Exercise aim:
Give the data a second time, exactly and in full.

= Beginning of Section =

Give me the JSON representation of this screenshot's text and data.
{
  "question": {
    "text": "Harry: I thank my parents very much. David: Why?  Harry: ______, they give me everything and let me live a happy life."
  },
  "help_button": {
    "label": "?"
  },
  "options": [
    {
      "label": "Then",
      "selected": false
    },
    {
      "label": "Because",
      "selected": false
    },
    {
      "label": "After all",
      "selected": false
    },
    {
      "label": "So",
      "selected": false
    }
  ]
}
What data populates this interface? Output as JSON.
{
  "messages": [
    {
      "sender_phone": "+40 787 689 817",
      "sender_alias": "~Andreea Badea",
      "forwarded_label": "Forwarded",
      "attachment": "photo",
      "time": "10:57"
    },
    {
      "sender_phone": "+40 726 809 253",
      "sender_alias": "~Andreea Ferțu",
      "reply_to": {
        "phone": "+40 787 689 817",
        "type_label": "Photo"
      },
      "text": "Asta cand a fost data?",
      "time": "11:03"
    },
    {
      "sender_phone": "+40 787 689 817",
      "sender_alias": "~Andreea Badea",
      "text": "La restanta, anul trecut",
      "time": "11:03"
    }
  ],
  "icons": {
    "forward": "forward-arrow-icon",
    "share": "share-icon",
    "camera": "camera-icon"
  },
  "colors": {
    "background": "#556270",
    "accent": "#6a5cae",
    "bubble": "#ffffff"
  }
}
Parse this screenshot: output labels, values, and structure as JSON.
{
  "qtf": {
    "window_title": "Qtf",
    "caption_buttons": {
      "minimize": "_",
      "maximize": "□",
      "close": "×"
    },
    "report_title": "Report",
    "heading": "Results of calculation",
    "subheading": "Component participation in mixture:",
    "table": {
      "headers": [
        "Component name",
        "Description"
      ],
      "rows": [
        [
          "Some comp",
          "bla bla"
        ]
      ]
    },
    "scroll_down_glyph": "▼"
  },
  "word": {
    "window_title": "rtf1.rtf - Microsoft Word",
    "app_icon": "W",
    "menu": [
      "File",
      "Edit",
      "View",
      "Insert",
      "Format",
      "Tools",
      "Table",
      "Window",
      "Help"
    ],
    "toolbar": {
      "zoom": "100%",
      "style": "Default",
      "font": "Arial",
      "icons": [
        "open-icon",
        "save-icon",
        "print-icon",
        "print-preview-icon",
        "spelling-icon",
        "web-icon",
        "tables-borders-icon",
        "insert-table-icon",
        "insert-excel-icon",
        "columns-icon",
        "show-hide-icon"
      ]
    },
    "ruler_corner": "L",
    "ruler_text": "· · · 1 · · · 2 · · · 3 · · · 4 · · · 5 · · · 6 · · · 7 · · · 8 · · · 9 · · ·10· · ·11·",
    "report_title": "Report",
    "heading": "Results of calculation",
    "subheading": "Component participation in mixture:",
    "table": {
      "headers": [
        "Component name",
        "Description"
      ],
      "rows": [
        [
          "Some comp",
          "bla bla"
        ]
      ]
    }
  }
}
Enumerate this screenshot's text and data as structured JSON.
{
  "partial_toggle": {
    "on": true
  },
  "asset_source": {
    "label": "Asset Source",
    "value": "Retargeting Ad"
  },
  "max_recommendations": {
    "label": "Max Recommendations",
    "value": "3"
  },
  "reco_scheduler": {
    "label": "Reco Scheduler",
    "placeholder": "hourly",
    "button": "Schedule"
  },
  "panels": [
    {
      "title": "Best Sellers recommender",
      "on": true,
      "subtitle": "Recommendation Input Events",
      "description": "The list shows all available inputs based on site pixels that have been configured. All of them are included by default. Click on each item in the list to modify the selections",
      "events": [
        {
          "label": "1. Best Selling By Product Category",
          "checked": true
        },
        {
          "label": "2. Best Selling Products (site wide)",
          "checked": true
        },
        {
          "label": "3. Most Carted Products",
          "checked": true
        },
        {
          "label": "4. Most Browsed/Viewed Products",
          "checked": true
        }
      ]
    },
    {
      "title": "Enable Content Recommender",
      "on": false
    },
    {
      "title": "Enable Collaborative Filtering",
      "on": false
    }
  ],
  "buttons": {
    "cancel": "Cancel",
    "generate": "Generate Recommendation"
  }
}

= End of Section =

Result for this task:
Give me the JSON representation of this screenshot's text and data.
{
  "question": {
    "text": "Harry: I thank my parents very much. David: Why?  Harry: ______, they give me everything and let me live a happy life."
  },
  "help_button": {
    "label": "?"
  },
  "options": [
    {
      "label": "Then",
      "selected": false
    },
    {
      "label": "Because",
      "selected": false
    },
    {
      "label": "After all",
      "selected": false
    },
    {
      "label": "So",
      "selected": false
    }
  ]
}
What data populates this interface? Output as JSON.
{
  "messages": [
    {
      "sender_phone": "+40 787 689 817",
      "sender_alias": "~Andreea Badea",
      "forwarded_label": "Forwarded",
      "attachment": "photo",
      "time": "10:57"
    },
    {
      "sender_phone": "+40 726 809 253",
      "sender_alias": "~Andreea Ferțu",
      "reply_to": {
        "phone": "+40 787 689 817",
        "type_label": "Photo"
      },
      "text": "Asta cand a fost data?",
      "time": "11:03"
    },
    {
      "sender_phone": "+40 787 689 817",
      "sender_alias": "~Andreea Badea",
      "text": "La restanta, anul trecut",
      "time": "11:03"
    }
  ],
  "icons": {
    "forward": "forward-arrow-icon",
    "share": "share-icon",
    "camera": "camera-icon"
  },
  "colors": {
    "background": "#556270",
    "accent": "#6a5cae",
    "bubble": "#ffffff"
  }
}
Parse this screenshot: output labels, values, and structure as JSON.
{
  "qtf": {
    "window_title": "Qtf",
    "caption_buttons": {
      "minimize": "_",
      "maximize": "□",
      "close": "×"
    },
    "report_title": "Report",
    "heading": "Results of calculation",
    "subheading": "Component participation in mixture:",
    "table": {
      "headers": [
        "Component name",
        "Description"
      ],
      "rows": [
        [
          "Some comp",
          "bla bla"
        ]
      ]
    },
    "scroll_down_glyph": "▼"
  },
  "word": {
    "window_title": "rtf1.rtf - Microsoft Word",
    "app_icon": "W",
    "menu": [
      "File",
      "Edit",
      "View",
      "Insert",
      "Format",
      "Tools",
      "Table",
      "Window",
      "Help"
    ],
    "toolbar": {
      "zoom": "100%",
      "style": "Default",
      "font": "Arial",
      "icons": [
        "open-icon",
        "save-icon",
        "print-icon",
        "print-preview-icon",
        "spelling-icon",
        "web-icon",
        "tables-borders-icon",
        "insert-table-icon",
        "insert-excel-icon",
        "columns-icon",
        "show-hide-icon"
      ]
    },
    "ruler_corner": "L",
    "ruler_text": "· · · 1 · · · 2 · · · 3 · · · 4 · · · 5 · · · 6 · · · 7 · · · 8 · · · 9 · · ·10· · ·11·",
    "report_title": "Report",
    "heading": "Results of calculation",
    "subheading": "Component participation in mixture:",
    "table": {
      "headers": [
        "Component name",
        "Description"
      ],
      "rows": [
        [
          "Some comp",
          "bla bla"
        ]
      ]
    }
  }
}
Enumerate this screenshot's text and data as structured JSON.
{
  "partial_toggle": {
    "on": true
  },
  "asset_source": {
    "label": "Asset Source",
    "value": "Retargeting Ad"
  },
  "max_recommendations": {
    "label": "Max Recommendations",
    "value": "3"
  },
  "reco_scheduler": {
    "label": "Reco Scheduler",
    "placeholder": "hourly",
    "button": "Schedule"
  },
  "panels": [
    {
      "title": "Best Sellers recommender",
      "on": true,
      "subtitle": "Recommendation Input Events",
      "description": "The list shows all available inputs based on site pixels that have been configured. All of them are included by default. Click on each item in the list to modify the selections",
      "events": [
        {
          "label": "1. Best Selling By Product Category",
          "checked": true
        },
        {
          "label": "2. Best Selling Products (site wide)",
          "checked": true
        },
        {
          "label": "3. Most Carted Products",
          "checked": true
        },
        {
          "label": "4. Most Browsed/Viewed Products",
          "checked": true
        }
      ]
    },
    {
      "title": "Enable Content Recommender",
      "on": false
    },
    {
      "title": "Enable Collaborative Filtering",
      "on": false
    }
  ],
  "buttons": {
    "cancel": "Cancel",
    "generate": "Generate Recommendation"
  }
}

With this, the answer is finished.